═════ Record extracts ═════
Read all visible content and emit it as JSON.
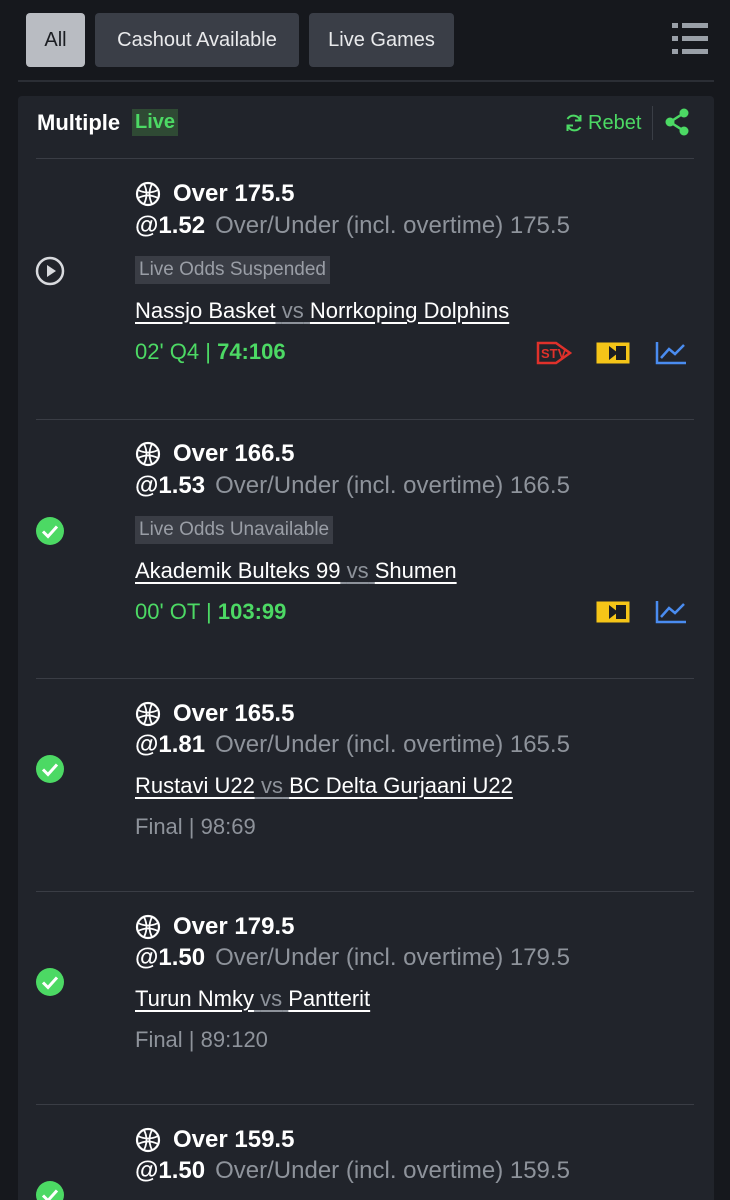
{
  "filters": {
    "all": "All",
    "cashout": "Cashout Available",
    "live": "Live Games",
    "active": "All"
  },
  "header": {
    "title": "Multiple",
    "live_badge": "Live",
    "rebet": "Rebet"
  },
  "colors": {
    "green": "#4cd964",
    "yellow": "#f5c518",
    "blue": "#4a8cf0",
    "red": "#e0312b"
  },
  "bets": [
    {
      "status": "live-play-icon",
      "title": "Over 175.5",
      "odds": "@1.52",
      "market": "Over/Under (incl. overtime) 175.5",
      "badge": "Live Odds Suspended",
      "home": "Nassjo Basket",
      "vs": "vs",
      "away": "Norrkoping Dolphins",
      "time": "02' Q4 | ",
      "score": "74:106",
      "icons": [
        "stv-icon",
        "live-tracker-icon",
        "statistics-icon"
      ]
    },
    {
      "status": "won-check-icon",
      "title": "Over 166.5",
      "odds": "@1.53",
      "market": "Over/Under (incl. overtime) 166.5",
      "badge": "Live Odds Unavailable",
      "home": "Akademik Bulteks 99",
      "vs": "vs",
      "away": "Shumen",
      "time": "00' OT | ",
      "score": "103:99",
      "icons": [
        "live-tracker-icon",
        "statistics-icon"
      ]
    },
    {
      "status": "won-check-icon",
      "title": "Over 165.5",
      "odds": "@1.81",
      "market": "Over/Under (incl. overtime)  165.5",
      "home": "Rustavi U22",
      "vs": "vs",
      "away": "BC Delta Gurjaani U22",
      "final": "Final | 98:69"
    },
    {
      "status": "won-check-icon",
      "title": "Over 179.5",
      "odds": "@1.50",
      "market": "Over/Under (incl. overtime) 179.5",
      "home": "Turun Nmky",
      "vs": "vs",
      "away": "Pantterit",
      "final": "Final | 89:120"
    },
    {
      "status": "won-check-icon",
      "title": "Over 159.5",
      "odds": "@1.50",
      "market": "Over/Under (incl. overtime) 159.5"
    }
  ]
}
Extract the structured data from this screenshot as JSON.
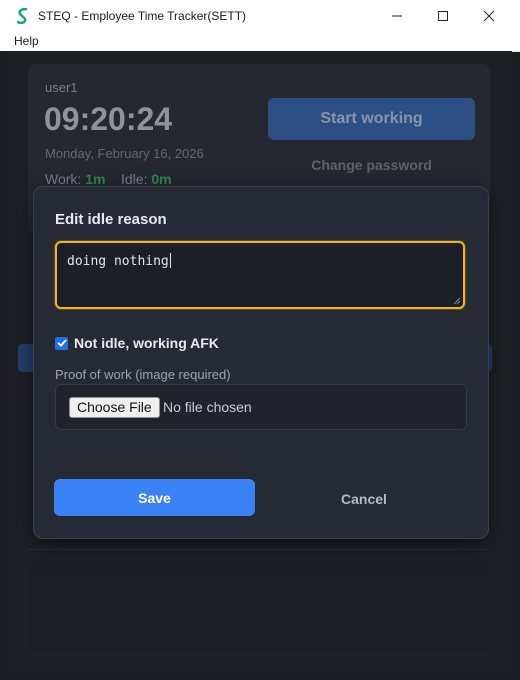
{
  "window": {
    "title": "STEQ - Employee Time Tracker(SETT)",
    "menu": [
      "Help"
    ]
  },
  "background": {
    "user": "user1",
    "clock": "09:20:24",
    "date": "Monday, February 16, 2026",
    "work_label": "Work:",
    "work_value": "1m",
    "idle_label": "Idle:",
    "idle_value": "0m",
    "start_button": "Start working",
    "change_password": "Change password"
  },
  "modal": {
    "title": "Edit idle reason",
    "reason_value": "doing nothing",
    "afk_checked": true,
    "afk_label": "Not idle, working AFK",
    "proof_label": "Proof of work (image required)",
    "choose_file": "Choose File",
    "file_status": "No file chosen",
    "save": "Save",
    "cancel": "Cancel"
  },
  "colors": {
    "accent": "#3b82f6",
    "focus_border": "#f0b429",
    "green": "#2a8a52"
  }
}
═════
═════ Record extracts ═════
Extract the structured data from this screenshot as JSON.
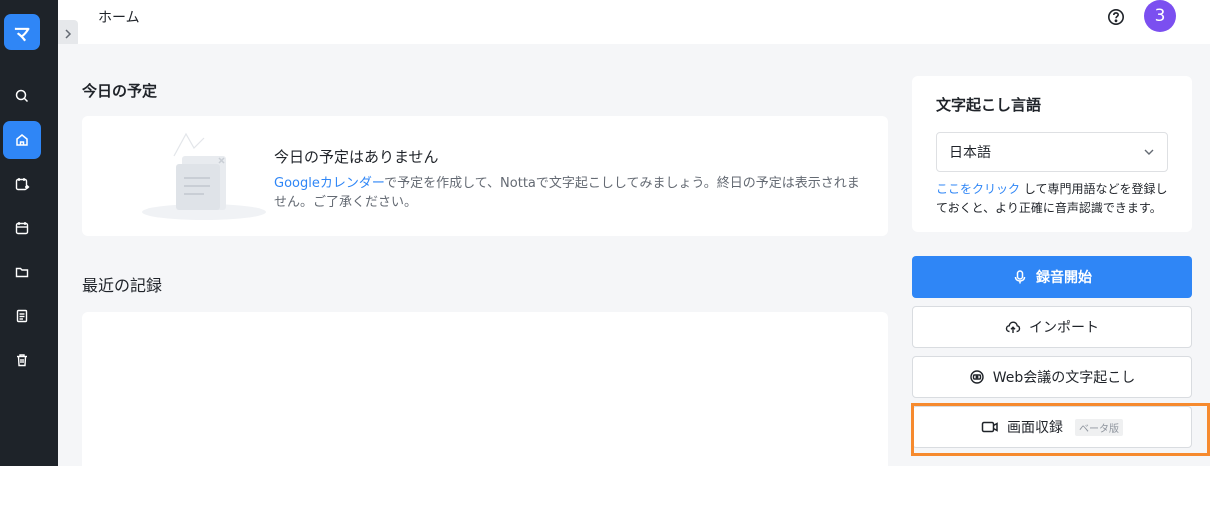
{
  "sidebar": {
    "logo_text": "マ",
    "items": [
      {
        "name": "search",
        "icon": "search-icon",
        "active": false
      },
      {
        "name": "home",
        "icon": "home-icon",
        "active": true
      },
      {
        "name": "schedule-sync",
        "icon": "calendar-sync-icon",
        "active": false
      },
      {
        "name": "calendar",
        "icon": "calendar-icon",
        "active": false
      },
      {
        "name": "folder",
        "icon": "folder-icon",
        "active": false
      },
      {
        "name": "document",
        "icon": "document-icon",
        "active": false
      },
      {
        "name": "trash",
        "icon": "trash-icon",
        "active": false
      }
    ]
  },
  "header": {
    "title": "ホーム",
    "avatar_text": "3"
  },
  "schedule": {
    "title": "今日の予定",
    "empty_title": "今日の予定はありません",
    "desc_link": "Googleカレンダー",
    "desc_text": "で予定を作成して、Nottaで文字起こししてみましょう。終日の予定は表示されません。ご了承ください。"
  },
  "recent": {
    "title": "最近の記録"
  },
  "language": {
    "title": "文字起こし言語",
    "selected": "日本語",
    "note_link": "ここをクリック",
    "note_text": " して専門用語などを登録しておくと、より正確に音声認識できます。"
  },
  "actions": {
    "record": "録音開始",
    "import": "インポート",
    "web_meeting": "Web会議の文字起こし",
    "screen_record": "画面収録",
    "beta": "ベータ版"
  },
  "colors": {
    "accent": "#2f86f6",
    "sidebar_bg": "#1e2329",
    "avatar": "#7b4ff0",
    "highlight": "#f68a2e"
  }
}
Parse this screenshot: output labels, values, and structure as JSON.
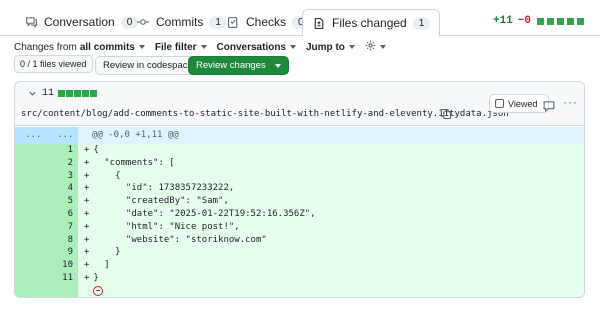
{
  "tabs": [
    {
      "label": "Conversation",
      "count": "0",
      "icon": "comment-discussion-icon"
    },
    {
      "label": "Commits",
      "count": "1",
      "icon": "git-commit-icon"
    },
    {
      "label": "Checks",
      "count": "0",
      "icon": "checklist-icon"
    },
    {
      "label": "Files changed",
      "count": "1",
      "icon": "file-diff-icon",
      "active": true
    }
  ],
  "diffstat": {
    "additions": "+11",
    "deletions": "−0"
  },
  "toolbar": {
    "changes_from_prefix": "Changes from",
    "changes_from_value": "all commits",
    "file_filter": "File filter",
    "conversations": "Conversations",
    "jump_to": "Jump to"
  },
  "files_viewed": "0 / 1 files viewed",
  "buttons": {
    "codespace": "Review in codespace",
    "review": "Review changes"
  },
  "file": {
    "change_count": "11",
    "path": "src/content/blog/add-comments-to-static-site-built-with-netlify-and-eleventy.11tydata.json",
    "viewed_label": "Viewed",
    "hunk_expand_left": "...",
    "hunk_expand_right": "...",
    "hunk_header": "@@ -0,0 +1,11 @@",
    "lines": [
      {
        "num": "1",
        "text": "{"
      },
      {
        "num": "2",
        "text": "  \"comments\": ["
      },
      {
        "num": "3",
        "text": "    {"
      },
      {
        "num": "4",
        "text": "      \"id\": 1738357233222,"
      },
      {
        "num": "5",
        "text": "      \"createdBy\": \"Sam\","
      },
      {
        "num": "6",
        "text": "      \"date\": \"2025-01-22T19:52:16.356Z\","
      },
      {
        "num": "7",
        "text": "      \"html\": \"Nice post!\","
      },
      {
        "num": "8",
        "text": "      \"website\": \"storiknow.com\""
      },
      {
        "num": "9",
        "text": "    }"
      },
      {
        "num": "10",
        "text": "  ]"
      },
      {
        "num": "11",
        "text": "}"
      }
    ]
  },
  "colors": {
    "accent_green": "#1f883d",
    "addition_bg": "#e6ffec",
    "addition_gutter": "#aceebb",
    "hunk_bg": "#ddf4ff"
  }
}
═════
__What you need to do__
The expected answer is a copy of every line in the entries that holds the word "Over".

__Solution__
      "title": "Over 175.5",
      "market": "Over/Under (incl. overtime) 175.5",
      "title": "Over 166.5",
      "market": "Over/Under (incl. overtime) 166.5",
      "title": "Over 165.5",
      "market": "Over/Under (incl. overtime)  165.5",
      "title": "Over 179.5",
      "market": "Over/Under (incl. overtime) 179.5",
      "title": "Over 159.5",
      "market": "Over/Under (incl. overtime) 159.5"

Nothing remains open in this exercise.